A degraded bog returns to life

    The area covered by fens and bogs in Switzerland has diminished by 80 % since 1900. Although fens and raised bogs are now protected, habitat quality continues to decline. But targeted restoration projects can reverse the trend.

    Machines at work for nature: a digger is building dams and excavating ponds to re-wet the bog.
    Machines at work for nature: a digger is building dams and excavating ponds to re-wet the bog.
    Photo © Yvan Matthey
    The Yellow-spotted Whiteface, an endangered species in Switzerland, is one of the target species for ecological restoration in the Marais de la Châtagne.
    The Yellow-spotted Whiteface, an endangered species in Switzerland, is one of the target species for ecological restoration in the Marais de la Châtagne.
    Photo © Sébastien Tschanz

    The valley of La Brévine in the canton of Neuchâtel is home to bog lands of national importance. They are made up of several distinct areas that are catalogued in the inventory of raised bogs, including the “Marais de la Châtagne”. Peat was extracted here for horticulture up until 1995. After peat extraction was shut down, the bog was left alone. But extraction had heavily modified the raised bog so that it dried out over the years and was colonised by willow, resulting in a huge loss of the typical flora and fauna of a raised bog. In 2020, Pro Natura Neuchâtel purchased about 5 hectares of land in the raised bog with the aim of restoring the Marais de la Châtagne. The plan was to remove scrub, raise the water table and create pools. At this point, Pro Natura contacted the Swiss Ornithological Institute with a request for support.

    As part of a new multi-year project (see box), the Swiss Ornithological Institute contributed expertise as well as funds to the restoration of the Marais de le Châtagne. We made a list of bird species that could potentially benefit from the restoration and assessed the measures in view of their effectiveness for bird conservation. Continued monitoring and impact assessment following the restoration ensure that the management of the area can be adjusted if necessary. The Swiss Ornithological Institute monitors the impact of mea-sures on birds, especially on target species such as Tree Pipit and Willow Warbler. Working with the Cantonal Office for Fauna, Forest and Nature, we also monitor the dragonfly population, as dragonflies are the project’s main target species group. We know from earlier raised bog restorations in the region that threatened and extremely rare species of dragonfly such as Yellow-spotted Whiteface (Leucorrhinia pectoralis) and Dark Whiteface (Leucorrhinia albifrons) show a quick and positive response to restorations. Our hope and aim is therefore to see the newly created pools in the Marais de la Châtagne being swiftly colonised.

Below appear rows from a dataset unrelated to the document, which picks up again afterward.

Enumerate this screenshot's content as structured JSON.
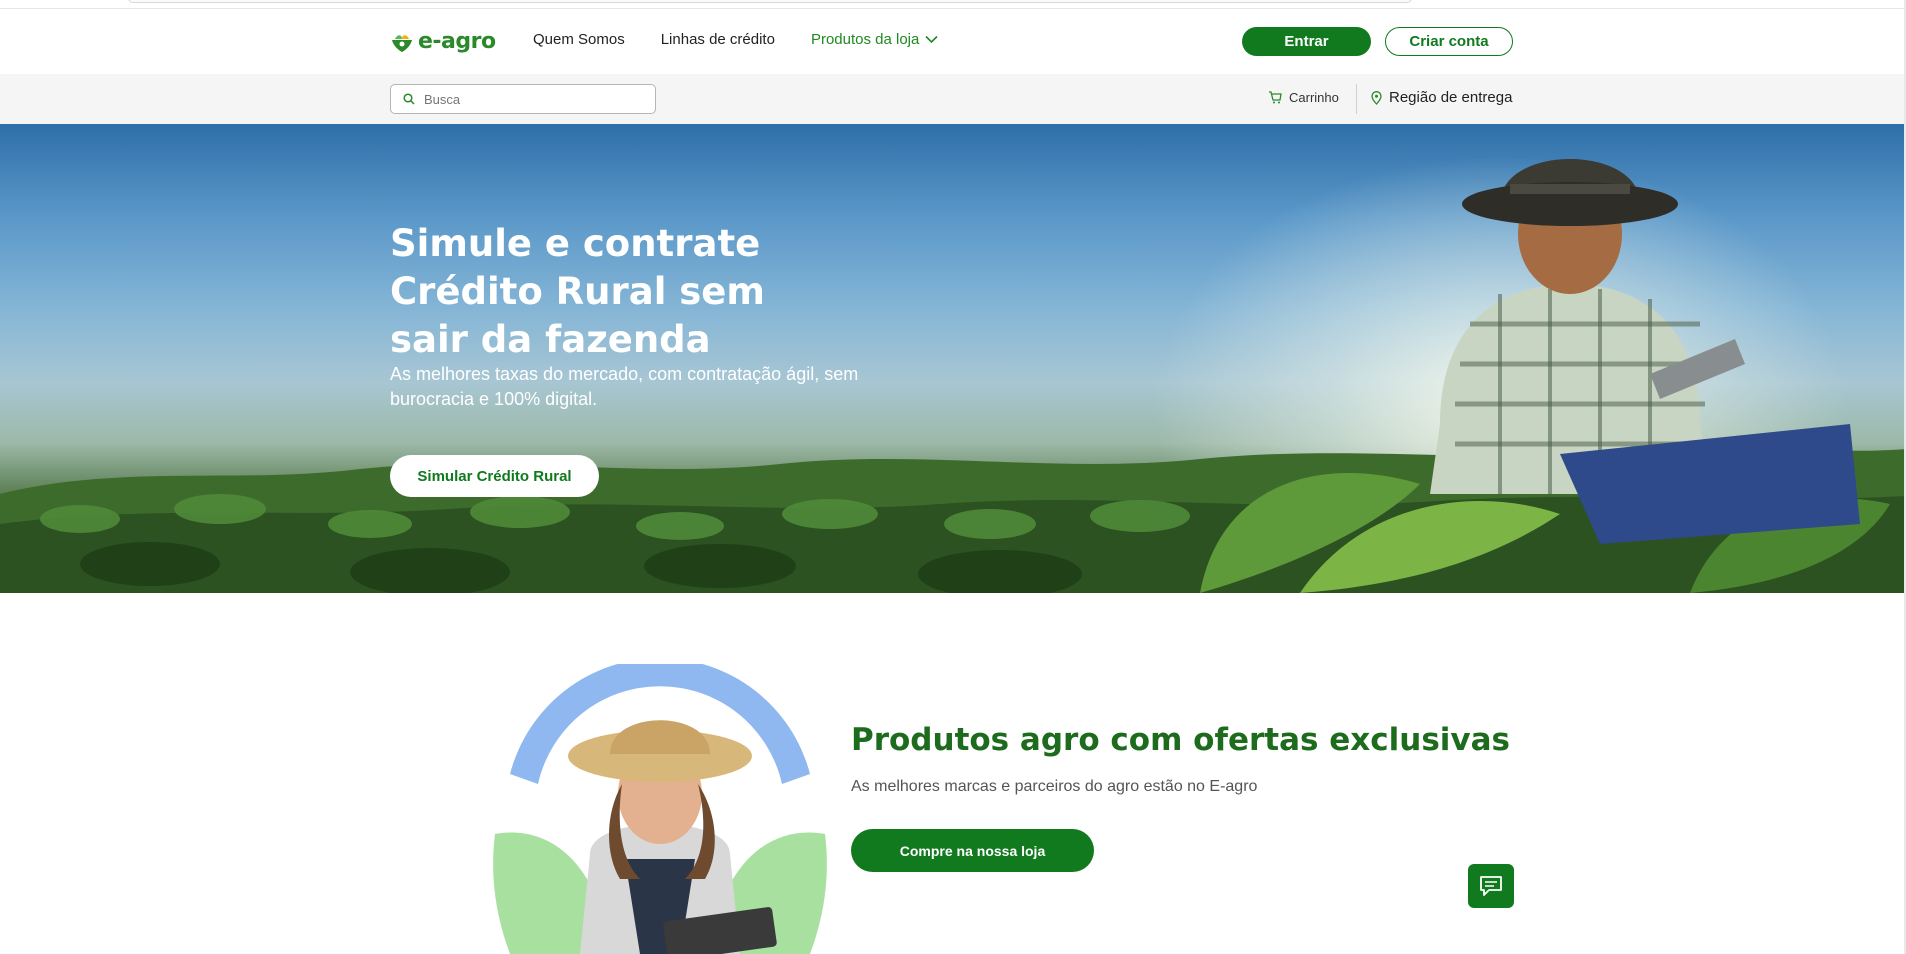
{
  "brand": {
    "name": "e-agro",
    "primary_color": "#117a1f",
    "accent_color": "#2a8a2a"
  },
  "nav": {
    "links": [
      {
        "label": "Quem Somos"
      },
      {
        "label": "Linhas de crédito"
      },
      {
        "label": "Produtos da loja"
      }
    ],
    "login_label": "Entrar",
    "signup_label": "Criar conta"
  },
  "subbar": {
    "search_placeholder": "Busca",
    "cart_label": "Carrinho",
    "region_label": "Região de entrega"
  },
  "hero": {
    "title": "Simule e contrate Crédito Rural sem sair da fazenda",
    "subtitle": "As melhores taxas do mercado, com contratação ágil, sem burocracia e 100% digital.",
    "cta_label": "Simular Crédito Rural"
  },
  "promo": {
    "title": "Produtos agro com ofertas exclusivas",
    "subtitle": "As melhores marcas e parceiros do agro estão no E-agro",
    "cta_label": "Compre na nossa loja"
  },
  "icons": {
    "search": "search-icon",
    "cart": "cart-icon",
    "location": "location-pin-icon",
    "chevron": "chevron-down-icon",
    "chat": "chat-icon"
  }
}
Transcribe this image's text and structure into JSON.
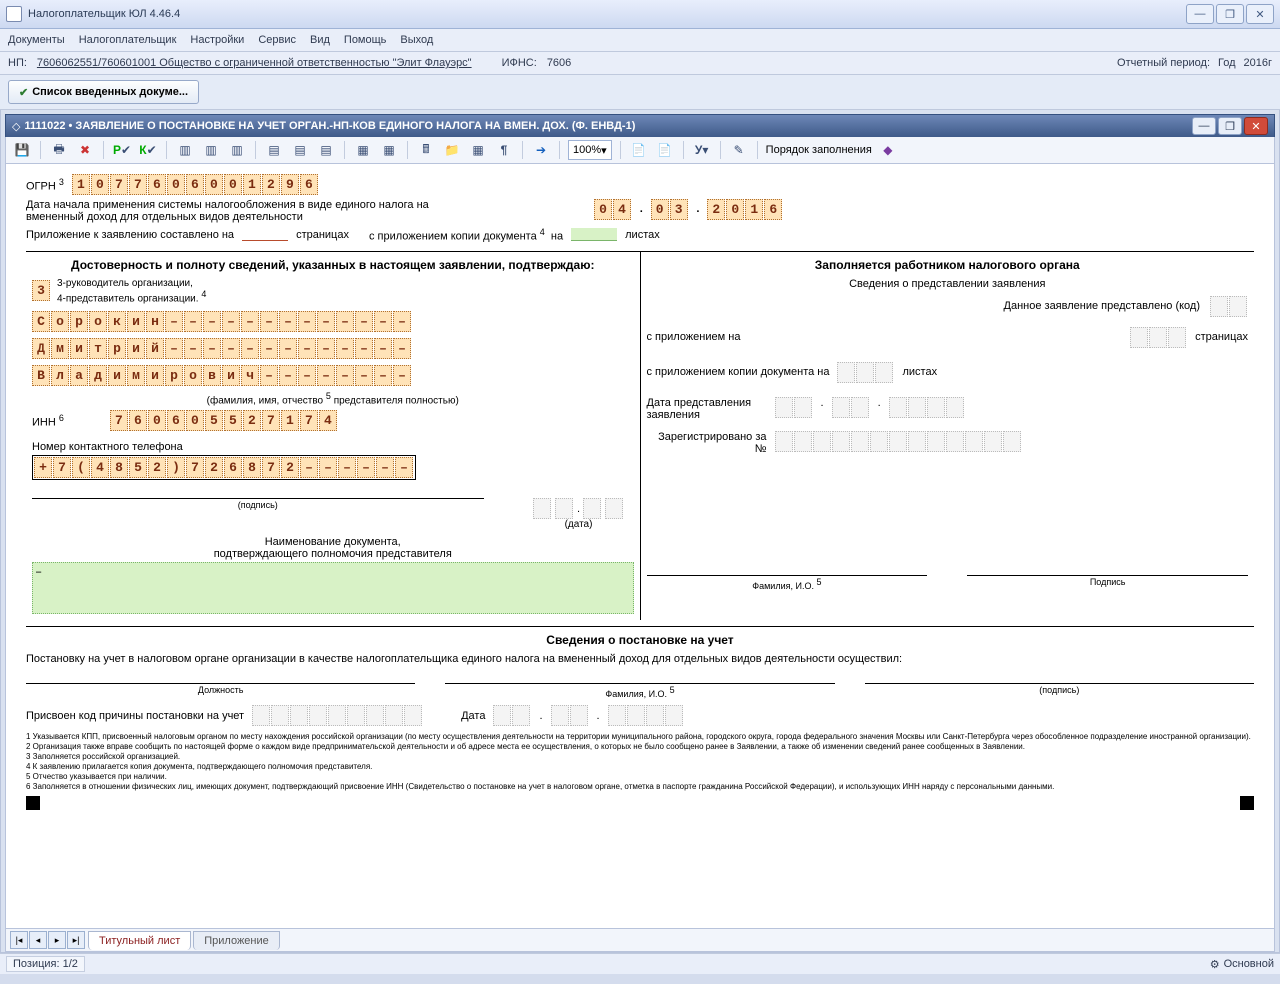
{
  "app": {
    "title": "Налогоплательщик ЮЛ 4.46.4"
  },
  "menu": [
    "Документы",
    "Налогоплательщик",
    "Настройки",
    "Сервис",
    "Вид",
    "Помощь",
    "Выход"
  ],
  "info": {
    "np_label": "НП:",
    "np_value": "7606062551/760601001 Общество с ограниченной ответственностью \"Элит Флауэрс\"",
    "ifns_label": "ИФНС:",
    "ifns_value": "7606",
    "period_label": "Отчетный период:",
    "period_kind": "Год",
    "period_year": "2016г"
  },
  "topbtn": {
    "label": "Список введенных докуме..."
  },
  "doc": {
    "title": "1111022 • ЗАЯВЛЕНИЕ О ПОСТАНОВКЕ НА УЧЕТ ОРГАН.-НП-КОВ ЕДИНОГО НАЛОГА  НА ВМЕН. ДОХ.  (Ф. ЕНВД-1)",
    "zoom": "100%",
    "order_btn": "Порядок заполнения"
  },
  "form": {
    "ogrn_label": "ОГРН",
    "ogrn_sup": "3",
    "ogrn": [
      "1",
      "0",
      "7",
      "7",
      "6",
      "0",
      "6",
      "0",
      "0",
      "1",
      "2",
      "9",
      "6"
    ],
    "start_text": "Дата начала применения системы налогообложения в виде единого налога на вмененный доход для отдельных видов деятельности",
    "date": {
      "d": [
        "0",
        "4"
      ],
      "m": [
        "0",
        "3"
      ],
      "y": [
        "2",
        "0",
        "1",
        "6"
      ]
    },
    "attach_left": "Приложение к заявлению составлено на",
    "attach_pages": "страницах",
    "attach_mid": "с приложением копии документа",
    "attach_sup": "4",
    "attach_on": "на",
    "attach_sheets": "листах",
    "left_header": "Достоверность и полноту сведений, указанных в настоящем заявлении, подтверждаю:",
    "role3": "3-руководитель организации,",
    "role4": "4-представитель организации.",
    "role4_sup": "4",
    "role_code": "3",
    "name1": [
      "С",
      "о",
      "р",
      "о",
      "к",
      "и",
      "н",
      "–",
      "–",
      "–",
      "–",
      "–",
      "–",
      "–",
      "–",
      "–",
      "–",
      "–",
      "–",
      "–"
    ],
    "name2": [
      "Д",
      "м",
      "и",
      "т",
      "р",
      "и",
      "й",
      "–",
      "–",
      "–",
      "–",
      "–",
      "–",
      "–",
      "–",
      "–",
      "–",
      "–",
      "–",
      "–"
    ],
    "name3": [
      "В",
      "л",
      "а",
      "д",
      "и",
      "м",
      "и",
      "р",
      "о",
      "в",
      "и",
      "ч",
      "–",
      "–",
      "–",
      "–",
      "–",
      "–",
      "–",
      "–"
    ],
    "fio_note": "(фамилия, имя, отчество",
    "fio_sup": "5",
    "fio_note2": "представителя полностью)",
    "inn_label": "ИНН",
    "inn_sup": "6",
    "inn": [
      "7",
      "6",
      "0",
      "6",
      "0",
      "5",
      "5",
      "2",
      "7",
      "1",
      "7",
      "4"
    ],
    "phone_label": "Номер контактного телефона",
    "phone": [
      "+",
      "7",
      "(",
      "4",
      "8",
      "5",
      "2",
      ")",
      "7",
      "2",
      "6",
      "8",
      "7",
      "2",
      "–",
      "–",
      "–",
      "–",
      "–",
      "–"
    ],
    "sign": "(подпись)",
    "date_lbl": "(дата)",
    "doc_name1": "Наименование документа,",
    "doc_name2": "подтверждающего полномочия представителя",
    "greenbox": "–",
    "right_header": "Заполняется работником налогового органа",
    "r1": "Сведения о представлении заявления",
    "r2": "Данное заявление представлено (код)",
    "r3": "с приложением на",
    "r3b": "страницах",
    "r4": "с приложением копии  документа на",
    "r4b": "листах",
    "r5": "Дата представления заявления",
    "r6": "Зарегистрировано за №",
    "rfio": "Фамилия, И.О.",
    "rfio_sup": "5",
    "rsign": "Подпись",
    "reg_header": "Сведения о постановке на учет",
    "reg_text": "Постановку на учет в налоговом органе организации в качестве налогоплательщика единого налога на вмененный доход для отдельных видов деятельности осуществил:",
    "reg_job": "Должность",
    "reg_fio": "Фамилия, И.О.",
    "reg_fio_sup": "5",
    "reg_sign": "(подпись)",
    "reg_code": "Присвоен код причины постановки на учет",
    "reg_date": "Дата",
    "footnotes": [
      "1 Указывается КПП, присвоенный налоговым органом по месту нахождения российской организации (по месту осуществления деятельности на территории муниципального района, городского округа, города федерального значения Москвы или Санкт-Петербурга через обособленное подразделение иностранной организации).",
      "2 Организация также вправе сообщить по настоящей форме о каждом виде предпринимательской деятельности и об адресе места ее осуществления, о которых не было сообщено ранее в Заявлении, а также об изменении сведений ранее сообщенных в Заявлении.",
      "3 Заполняется российской организацией.",
      "4 К заявлению прилагается копия документа, подтверждающего полномочия представителя.",
      "5 Отчество указывается при наличии.",
      "6 Заполняется в отношении физических лиц, имеющих документ, подтверждающий присвоение ИНН (Свидетельство о постановке на учет в налоговом органе, отметка в паспорте гражданина Российской Федерации), и использующих ИНН наряду с персональными данными."
    ]
  },
  "tabs": {
    "t1": "Титульный лист",
    "t2": "Приложение"
  },
  "status": {
    "pos": "Позиция: 1/2",
    "mode": "Основной"
  }
}
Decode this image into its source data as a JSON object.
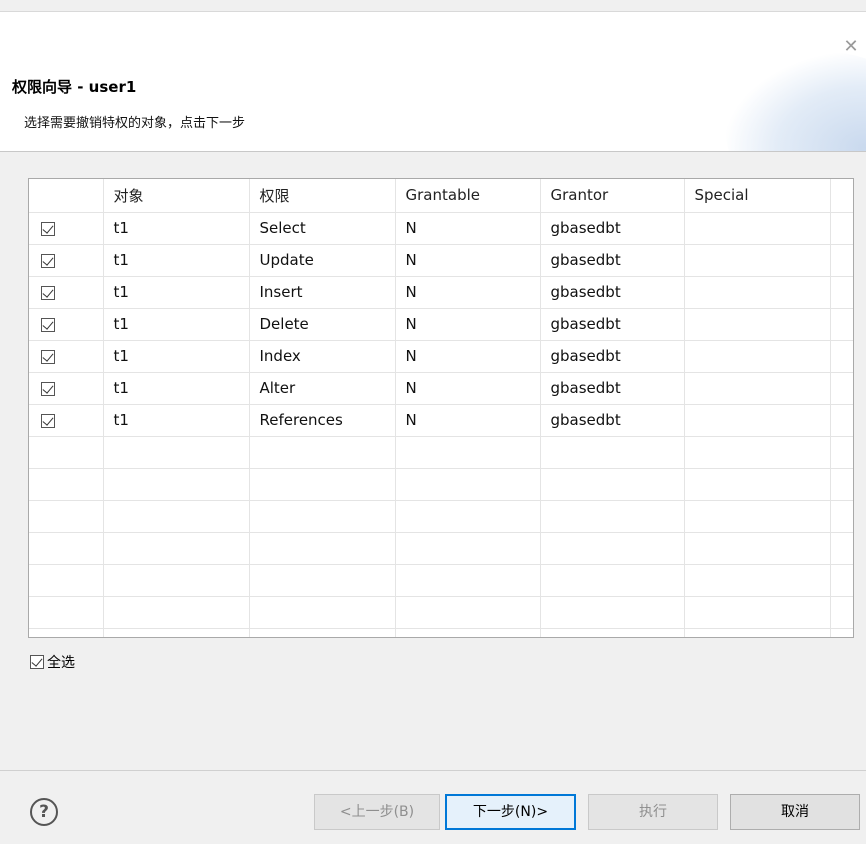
{
  "header": {
    "title": "权限向导 - user1",
    "subtitle": "选择需要撤销特权的对象，点击下一步"
  },
  "table": {
    "columns": [
      "",
      "对象",
      "权限",
      "Grantable",
      "Grantor",
      "Special"
    ],
    "rows": [
      {
        "checked": true,
        "object": "t1",
        "privilege": "Select",
        "grantable": "N",
        "grantor": "gbasedbt",
        "special": ""
      },
      {
        "checked": true,
        "object": "t1",
        "privilege": "Update",
        "grantable": "N",
        "grantor": "gbasedbt",
        "special": ""
      },
      {
        "checked": true,
        "object": "t1",
        "privilege": "Insert",
        "grantable": "N",
        "grantor": "gbasedbt",
        "special": ""
      },
      {
        "checked": true,
        "object": "t1",
        "privilege": "Delete",
        "grantable": "N",
        "grantor": "gbasedbt",
        "special": ""
      },
      {
        "checked": true,
        "object": "t1",
        "privilege": "Index",
        "grantable": "N",
        "grantor": "gbasedbt",
        "special": ""
      },
      {
        "checked": true,
        "object": "t1",
        "privilege": "Alter",
        "grantable": "N",
        "grantor": "gbasedbt",
        "special": ""
      },
      {
        "checked": true,
        "object": "t1",
        "privilege": "References",
        "grantable": "N",
        "grantor": "gbasedbt",
        "special": ""
      }
    ]
  },
  "select_all": {
    "label": "全选",
    "checked": true
  },
  "buttons": {
    "back": "<上一步(B)",
    "next": "下一步(N)>",
    "execute": "执行",
    "cancel": "取消"
  },
  "icons": {
    "close": "close-icon",
    "help": "help-icon"
  }
}
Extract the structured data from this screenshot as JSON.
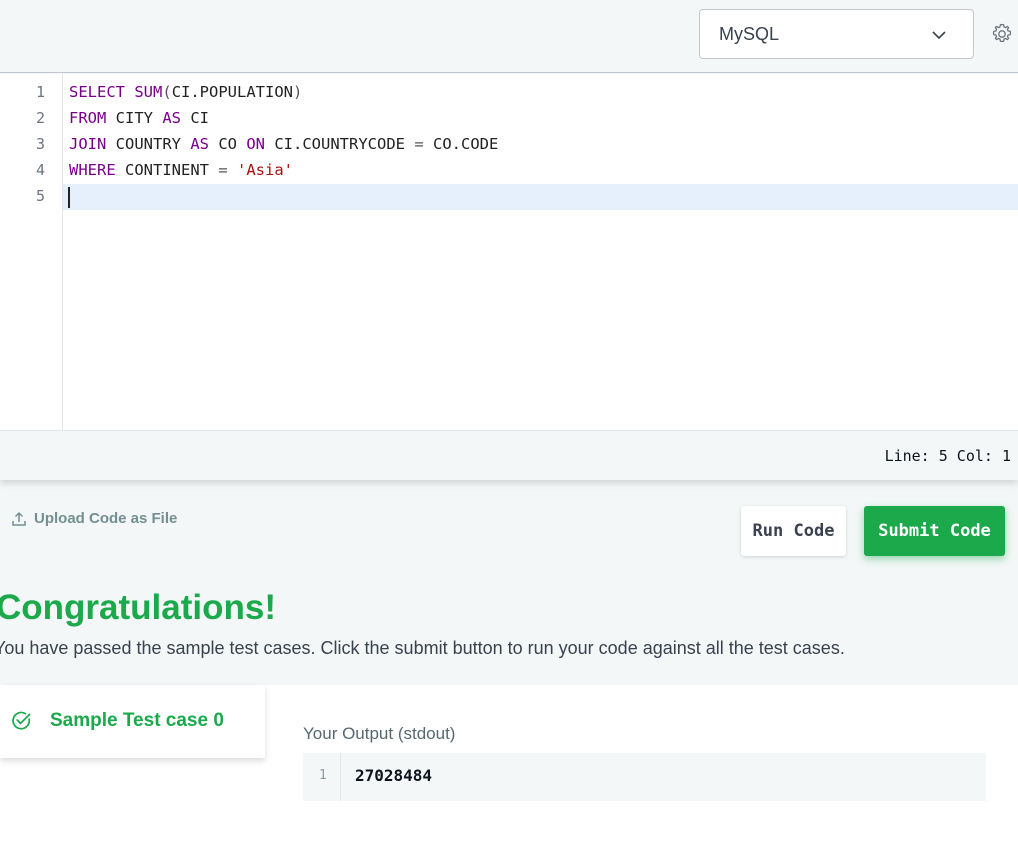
{
  "toolbar": {
    "language": "MySQL",
    "settings_icon": "gear-icon",
    "dropdown_icon": "chevron-down-icon"
  },
  "editor": {
    "line_numbers": [
      "1",
      "2",
      "3",
      "4",
      "5"
    ],
    "lines": [
      "SELECT SUM(CI.POPULATION)",
      "FROM CITY AS CI",
      "JOIN COUNTRY AS CO ON CI.COUNTRYCODE = CO.CODE",
      "WHERE CONTINENT = 'Asia'",
      ""
    ],
    "status": "Line: 5 Col: 1"
  },
  "actions": {
    "upload_label": "Upload Code as File",
    "run_label": "Run Code",
    "submit_label": "Submit Code"
  },
  "result": {
    "title": "Congratulations!",
    "message": "You have passed the sample test cases. Click the submit button to run your code against all the test cases.",
    "testcase_label": "Sample Test case 0",
    "output_label": "Your Output (stdout)",
    "output_line_number": "1",
    "output_value": "27028484"
  },
  "colors": {
    "accent_green": "#1ba94c",
    "keyword": "#770088",
    "string": "#aa1111",
    "active_line": "#e6f0fc"
  }
}
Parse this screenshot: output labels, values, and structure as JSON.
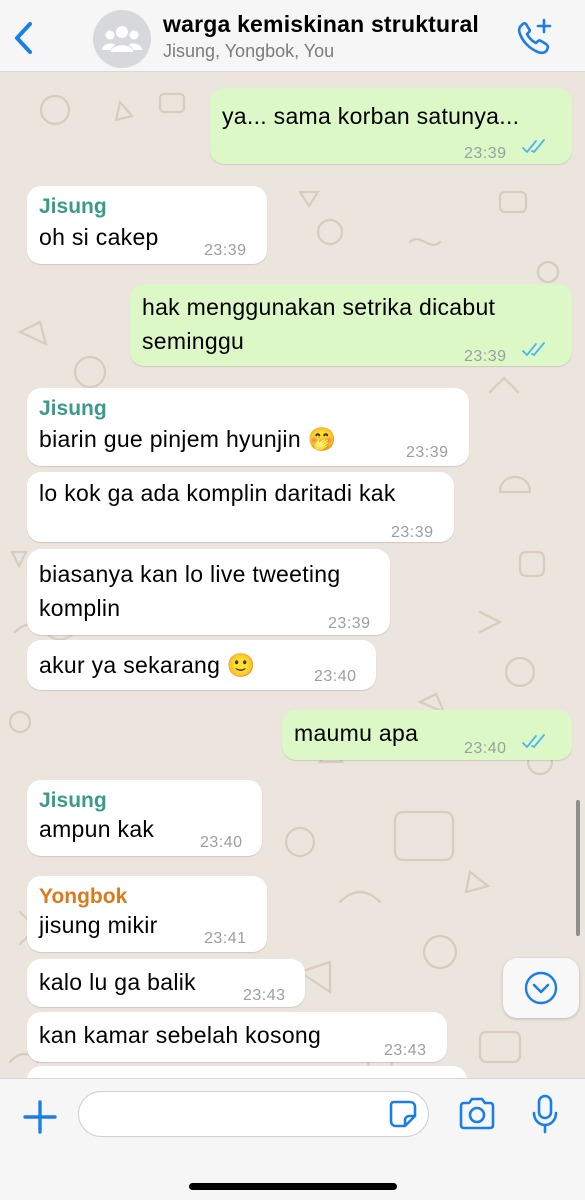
{
  "header": {
    "title": "warga kemiskinan struktural",
    "subtitle": "Jisung, Yongbok, You",
    "back_icon": "chevron-left-icon",
    "avatar_icon": "group-icon",
    "call_icon": "phone-plus-icon"
  },
  "colors": {
    "accent": "#1a7ee8",
    "outgoing_bubble": "#dcf8c6",
    "incoming_bubble": "#ffffff",
    "jisung_name": "#3a9a8c",
    "yongbok_name": "#d97a1c",
    "read_ticks": "#4fb6ec",
    "wallpaper": "#ece5dd"
  },
  "messages": [
    {
      "direction": "out",
      "text": "ya... sama korban satunya...",
      "time": "23:39",
      "read": true
    },
    {
      "direction": "in",
      "sender": "Jisung",
      "text": "oh si cakep",
      "time": "23:39"
    },
    {
      "direction": "out",
      "lines": [
        "hak menggunakan setrika dicabut",
        "seminggu"
      ],
      "time": "23:39",
      "read": true
    },
    {
      "direction": "in",
      "sender": "Jisung",
      "text": "biarin gue pinjem hyunjin 🤭",
      "time": "23:39"
    },
    {
      "direction": "in",
      "text": "lo kok ga ada komplin daritadi kak",
      "time": "23:39"
    },
    {
      "direction": "in",
      "lines": [
        "biasanya kan lo live tweeting",
        "komplin"
      ],
      "time": "23:39"
    },
    {
      "direction": "in",
      "text": "akur ya sekarang 🙂",
      "time": "23:40"
    },
    {
      "direction": "out",
      "text": "maumu apa",
      "time": "23:40",
      "read": true
    },
    {
      "direction": "in",
      "sender": "Jisung",
      "text": "ampun kak",
      "time": "23:40"
    },
    {
      "direction": "in",
      "sender": "Yongbok",
      "text": "jisung mikir",
      "time": "23:41"
    },
    {
      "direction": "in",
      "text": "kalo lu ga balik",
      "time": "23:43"
    },
    {
      "direction": "in",
      "text": "kan kamar sebelah kosong",
      "time": "23:43"
    }
  ],
  "scroll_to_bottom_icon": "chevron-down-circle-icon",
  "input": {
    "value": "",
    "placeholder": "",
    "plus_icon": "plus-icon",
    "sticker_icon": "sticker-icon",
    "camera_icon": "camera-icon",
    "mic_icon": "microphone-icon"
  }
}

    The restoration work was carried out in November 2021. All in all, we hope that a species- rich bird community will benefit from the enhanced habitat, not only in the breeding season but during migration as well. As re-wetting the raised bog and fostering the formation of a mosaic habitat requires regular, site-adapted management, the Swiss Ornithological Institute and Pro Natura Neuchâtel have agreed to continue their cooperation on this site in the long term.

    Habitat quality for birds

    The Swiss Ornithological Institute has initiated a multi-year programme that aims to improve habitats for birds and biodiversity in general and to safeguard habitat quality in the long run. We are looking for partners all over Switzerland who own at least 3 ha of land. More information and a form to contribute projects and ideas can be found on our website: www.vogelwarte.ch/aufschwung.